When have you had to show courage and leave your comfort zone? How did this experience affect you?

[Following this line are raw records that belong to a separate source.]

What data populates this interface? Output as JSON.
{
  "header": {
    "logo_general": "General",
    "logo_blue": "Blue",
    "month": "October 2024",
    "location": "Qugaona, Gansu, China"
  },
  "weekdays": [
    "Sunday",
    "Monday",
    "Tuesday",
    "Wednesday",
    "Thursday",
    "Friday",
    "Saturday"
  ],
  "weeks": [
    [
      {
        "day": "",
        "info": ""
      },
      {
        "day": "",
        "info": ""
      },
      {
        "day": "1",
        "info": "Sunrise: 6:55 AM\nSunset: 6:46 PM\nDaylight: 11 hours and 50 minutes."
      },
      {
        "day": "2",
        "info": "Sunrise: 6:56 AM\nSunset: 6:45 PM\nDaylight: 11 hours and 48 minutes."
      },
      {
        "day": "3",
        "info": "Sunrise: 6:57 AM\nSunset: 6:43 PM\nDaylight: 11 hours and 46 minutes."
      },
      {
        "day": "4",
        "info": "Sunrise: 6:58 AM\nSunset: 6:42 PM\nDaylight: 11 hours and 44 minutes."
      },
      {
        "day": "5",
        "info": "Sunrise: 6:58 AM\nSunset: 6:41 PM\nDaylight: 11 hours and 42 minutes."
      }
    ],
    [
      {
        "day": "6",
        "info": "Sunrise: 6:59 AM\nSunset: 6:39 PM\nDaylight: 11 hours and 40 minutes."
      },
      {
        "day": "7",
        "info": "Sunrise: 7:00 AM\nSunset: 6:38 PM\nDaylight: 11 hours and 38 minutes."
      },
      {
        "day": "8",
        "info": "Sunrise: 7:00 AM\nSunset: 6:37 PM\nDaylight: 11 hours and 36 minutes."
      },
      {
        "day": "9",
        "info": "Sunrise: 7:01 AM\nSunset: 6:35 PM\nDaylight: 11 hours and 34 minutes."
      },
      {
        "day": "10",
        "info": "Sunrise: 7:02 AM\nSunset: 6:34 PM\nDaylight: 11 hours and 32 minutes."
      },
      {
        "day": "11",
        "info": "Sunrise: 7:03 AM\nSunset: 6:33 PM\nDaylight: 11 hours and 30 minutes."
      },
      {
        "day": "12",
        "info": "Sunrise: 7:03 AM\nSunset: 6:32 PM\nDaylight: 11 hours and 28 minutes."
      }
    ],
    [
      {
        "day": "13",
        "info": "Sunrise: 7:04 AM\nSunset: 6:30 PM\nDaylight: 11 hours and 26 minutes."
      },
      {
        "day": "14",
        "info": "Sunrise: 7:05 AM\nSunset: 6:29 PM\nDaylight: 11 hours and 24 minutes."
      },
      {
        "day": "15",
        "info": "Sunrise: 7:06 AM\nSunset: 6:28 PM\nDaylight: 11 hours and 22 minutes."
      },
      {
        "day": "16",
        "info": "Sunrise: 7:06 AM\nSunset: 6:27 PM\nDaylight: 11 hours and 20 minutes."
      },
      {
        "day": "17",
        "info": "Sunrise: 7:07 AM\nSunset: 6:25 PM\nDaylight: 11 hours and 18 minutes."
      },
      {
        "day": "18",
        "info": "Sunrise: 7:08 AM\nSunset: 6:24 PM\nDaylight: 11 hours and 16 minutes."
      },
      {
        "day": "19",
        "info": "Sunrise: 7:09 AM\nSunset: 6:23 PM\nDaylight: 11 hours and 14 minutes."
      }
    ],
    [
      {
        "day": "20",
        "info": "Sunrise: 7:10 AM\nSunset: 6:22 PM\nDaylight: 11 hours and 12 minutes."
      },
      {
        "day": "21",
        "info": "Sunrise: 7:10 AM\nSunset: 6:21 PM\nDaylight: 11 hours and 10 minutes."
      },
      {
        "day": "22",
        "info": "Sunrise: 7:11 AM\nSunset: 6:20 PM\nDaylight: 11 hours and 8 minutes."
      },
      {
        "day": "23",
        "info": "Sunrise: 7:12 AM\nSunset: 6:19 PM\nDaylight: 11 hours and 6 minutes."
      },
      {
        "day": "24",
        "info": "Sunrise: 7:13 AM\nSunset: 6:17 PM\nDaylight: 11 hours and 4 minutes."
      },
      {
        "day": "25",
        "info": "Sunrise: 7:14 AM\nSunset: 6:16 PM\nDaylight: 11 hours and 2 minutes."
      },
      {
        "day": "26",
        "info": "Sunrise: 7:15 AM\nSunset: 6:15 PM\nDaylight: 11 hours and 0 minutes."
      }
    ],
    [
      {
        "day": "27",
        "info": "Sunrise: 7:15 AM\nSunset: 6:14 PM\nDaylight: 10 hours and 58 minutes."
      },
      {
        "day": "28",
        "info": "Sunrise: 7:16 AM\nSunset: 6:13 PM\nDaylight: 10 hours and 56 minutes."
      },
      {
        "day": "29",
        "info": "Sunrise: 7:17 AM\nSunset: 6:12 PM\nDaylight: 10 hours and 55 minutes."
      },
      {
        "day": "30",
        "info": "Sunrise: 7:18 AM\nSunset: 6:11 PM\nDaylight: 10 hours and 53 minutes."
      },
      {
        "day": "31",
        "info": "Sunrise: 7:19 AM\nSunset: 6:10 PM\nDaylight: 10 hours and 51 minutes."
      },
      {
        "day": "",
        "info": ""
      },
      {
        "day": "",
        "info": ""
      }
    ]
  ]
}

“Ma’am, I just don’t have the money.” I heard a click, and the phone went dead. In middle school, my parents began investing in rental properties, and over time, I became the manager, dealing with the rent, repairs, and complaints for six duplexes and two condominiums. When I’m in my manager mode, I have to be more mature and experienced than most teenagers, and my hectic school life appears relaxed compared to the world of finances and paperwork. Although my parents were behind me, the job was incredibly intimidating at first, especially when people looked down at me, or thought I was a joke. It took courage to refuse being pushed around by adults ready to take advantage of my age, and sometimes I cried out of frustration or anger because of how hard it was to get something as basic as the monthly rent. It’s true that some people had the means but refused to pay out of a certain mentality, but why did hard-working families, like Sharika and her son, struggle so much to meet the necessities? My job showed me the less prosperous Athens, Georgia-the one usually ignored by our university town. But I didn’t ignore them anymore. Although I had raised money and collected food donations in the past, now I wanted to interact with the people I helped. In ninth grade, I threw myself into weekly homeless shelter dinners because I wanted my contribution to be a personal well-cooked meal, whether it’s tortellini or stir-fry, rather than a check through an organization. Managing rental properties and volunteering at the soup kitchen have made me look for realities most people at my private school disregard, so wherever I go, I’ll be looking to understand and help the people in my community.